Complications following postmastectomy reconstruction can cause significant morbidity. The compound effect of individual risk factors on the development of complications following expander/implant reconstruction has not, however, been well delineated. This study evaluated the impact of clinical risk factors to predict complications following postmastectomy expander/implant reconstruction.
From 2003 through 2004, 1170 expander/implant reconstructions were performed at a single center. A prospectively maintained database was reviewed. Variables including age, smoking status, body mass index, history of diabetes, hypertension, chemotherapy and/or radiation, as well as timing and laterality of reconstruction were evaluated. The primary endpoint was the development of a complication; the secondary endpoint was failure of reconstruction.
Over the 2 year study period, 1170 expander/implant reconstructions were performed in 884 patients. The odds of developing complications was 2.2 times greater in smokers (p < 0.001) and 2.5 times greater in women over 65 (p = 0.008). Patients who were obese were at nearly two times the odds of having complications (p = 0.02), as were patients with hypertension (p = 0.02). Similarly, the odds of reconstructive failure were five times greater in smokers (p < 0.001). Age was not a significant predictor of reconstructive failure (p = 0.09); yet, failure was nearly seven times greater in obese patients (p < 0.001), and four more times likely in those who were hypertensive (p = 0.005).
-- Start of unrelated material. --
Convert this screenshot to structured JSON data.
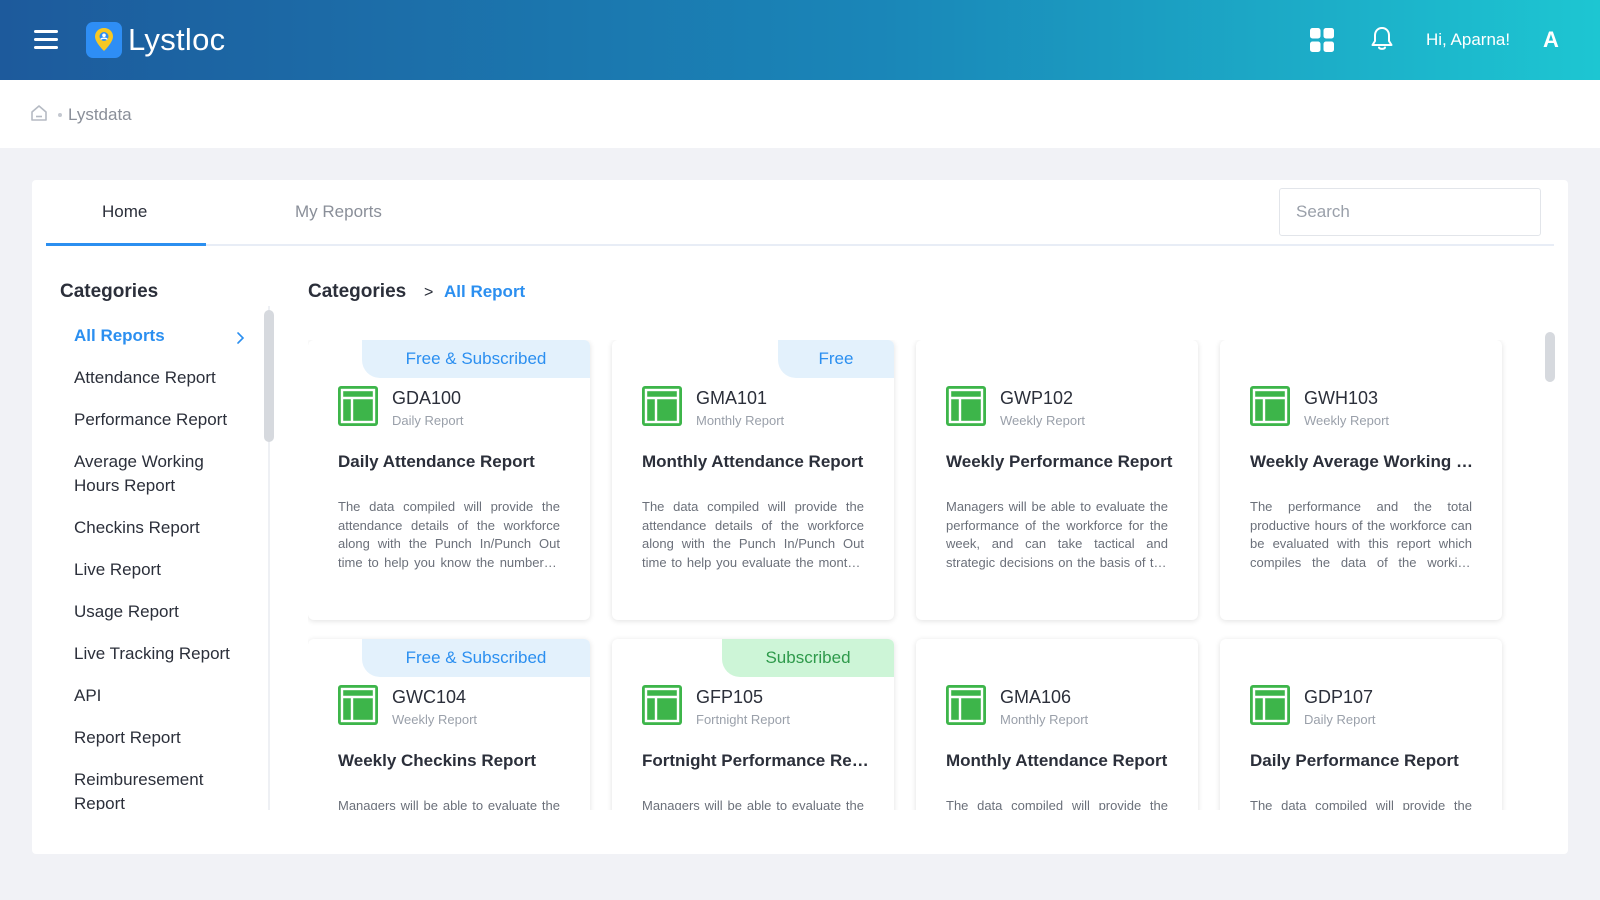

Smoking, obesity, hypertension, and age over 65 were independent risk factors for perioperative complications following expander/implant breast reconstruction. Smoking, obesity, and hypertension were similarly associated with reconstructive failure. This information can be used to evaluate overall procedural risks and individualize reconstructive options.
New York, N.Y.
From the Plastic and Reconstructive Surgery Service, Department of Surgery, and the Department of Epidemiology and Biostatistics, Memorial Sloan-Kettering Cancer Center.
Received for publication May 16, 2007; accepted August 23, 2007.
Presented at the 85th Annual Meeting of the American Association of Plastic Surgeons, in Hilton Head, South Carolina, May 6 through 9, 2006.
Colleen M. McCarthy, M.D., M.S.; Plastic and Reconstructive Service; Department of Surgery; Memorial Sloan-Kettering Cancer Center; 1275 York Avenue, Room C-1193; New York, N.Y. 10021; email@example.com
Disclosure:None of the authors has a financial interest in any of the products, devices, or drugs mentioned in this article.